III. Ironically, it can sometimes be very difficult to trust Christ’s constant presence and to understand what he was and is trying to say to us. Let me give an example of how this can work. When I was in 8th grade, my father asked me to talk with him privately. He had had several heart attacks and in retrospect, I believe he knew that most likely he was dying. He said, “I may not have much longer to live. I want you to always remember how much I love you. I want you to go to college and work hard to become the person you can be. Take care of your mother and sister when you can. I am very proud of you.” He was tender and loving as he spoke to me. I said, “Dad, you’re not going to die. It’s all in your mind. If you make up your mind that you want to live, you will – you won’t die.” He smiled, and after a pause said, “It may not always be that easy, but remember I love you.” Although I was not ready to comprehend that my father was telling me goodbye at the time, later the memory of this moment has proved meaningful in my formation. My father has always been with me since he died.
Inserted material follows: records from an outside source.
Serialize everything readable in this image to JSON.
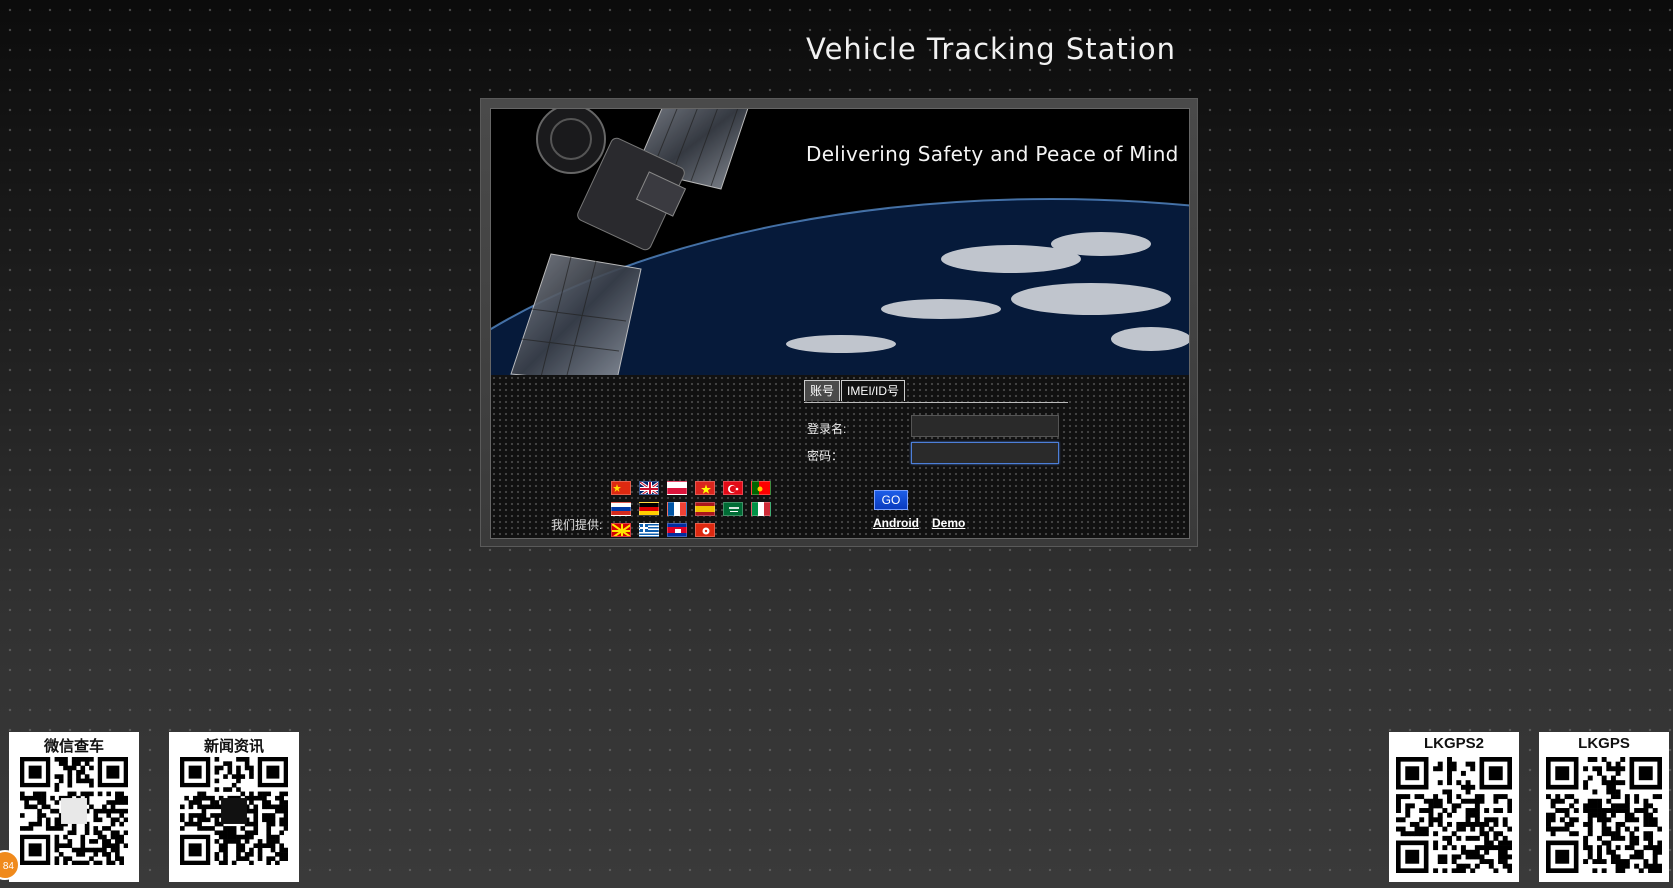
{
  "header": {
    "title": "Vehicle Tracking Station"
  },
  "banner": {
    "tagline": "Delivering Safety and Peace of Mind"
  },
  "login": {
    "tabs": [
      {
        "label": "账号",
        "active": true
      },
      {
        "label": "IMEI/ID号",
        "active": false
      }
    ],
    "username_label": "登录名:",
    "username_value": "",
    "password_label": "密码：",
    "password_value": "",
    "go_label": "GO",
    "links": {
      "android": "Android",
      "demo": "Demo"
    }
  },
  "languages": {
    "label": "我们提供:",
    "flags": [
      "china-flag",
      "uk-flag",
      "poland-flag",
      "vietnam-flag",
      "turkey-flag",
      "portugal-flag",
      "russia-flag",
      "germany-flag",
      "france-flag",
      "spain-flag",
      "saudi-arabia-flag",
      "italy-flag",
      "macedonia-flag",
      "greece-flag",
      "cambodia-flag",
      "hong-kong-flag"
    ]
  },
  "qr_codes": [
    {
      "label": "微信查车"
    },
    {
      "label": "新闻资讯"
    },
    {
      "label": "LKGPS2"
    },
    {
      "label": "LKGPS"
    }
  ],
  "badge": {
    "text": "84"
  },
  "colors": {
    "accent": "#0a3bbf",
    "focus": "#4d7fd8"
  }
}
So it was with Jesus’ disciples – with the women who went to the tomb on that first Easter morning. For them and all of Jesus’ disciples, the dream of Jesus was dead. Jesus was gone, and they were in despair. The women went to anoint his dead body, not to meet Jesus. Their experience at the tomb was not what they had anticipated. Mark tells us that “they . . . fled from the tomb for terror and amazement had seized them; and they said nothing to anyone for they were afraid.” This is called the shorter ending of Mark. It is not the joyful conclusion of Matthew, Luke, or John. These women were confused and afraid. There are different theories about the end of Mark. Some believe that the original final ending was torn off of the scroll and lost; others believe that Mark was killed before he could finish the work. I believe the Gospel intentionally ends this way in order to move us, the witnesses and the hearers, to determine how we will respond to the empty tomb. Of course the empty tomb frightened the women and it frightens us. The constancy of a Jesus who can defy death is something all humanity had never experienced before. We know death to be final, but Christ demonstrated unequivocally that death is an event, not an ending. The constancy of Christ is not limited by what we see or understand.

Look at one more way that Jesus communicated his constant presence. He told the women: “Go and tell his disciples and Peter.” Peter was the strong leader who had bailed on Jesus, who had such fear and remorse that no doubt he was ready to give up. But Jesus loved Peter and knew him well, and so he said, “Go and tell Peter.” At our finer moments this is what we do with the people we love. When they fail us, when they go off-line, when they hurt us, we invite them back and offer a path of reconciliation and growth. This is what constancy does – it stays steady, transcends the disappointments, and offers forgiveness and the possibility of reconciliation.

V. Conclusion. One of the great joys of Easter is the grace-filled constancy of Jesus Christ, which outlasts our limited ability to understand and respond. I couldn’t understand the fullness of my father’s words as a young boy. But now as a father and grandfather myself, I understand the meaning of my father’s blessing much more deeply. We may have personally rejected Christ’s offer to be constantly present in our lives. But the offer still stands today. We are invited to become one with him, including his invitation to overcome death in our lives. The continuity of all our Easters is the limitless constancy of Jesus Christ, in this life and the life to come. Death has been defeated. Amen and Amen.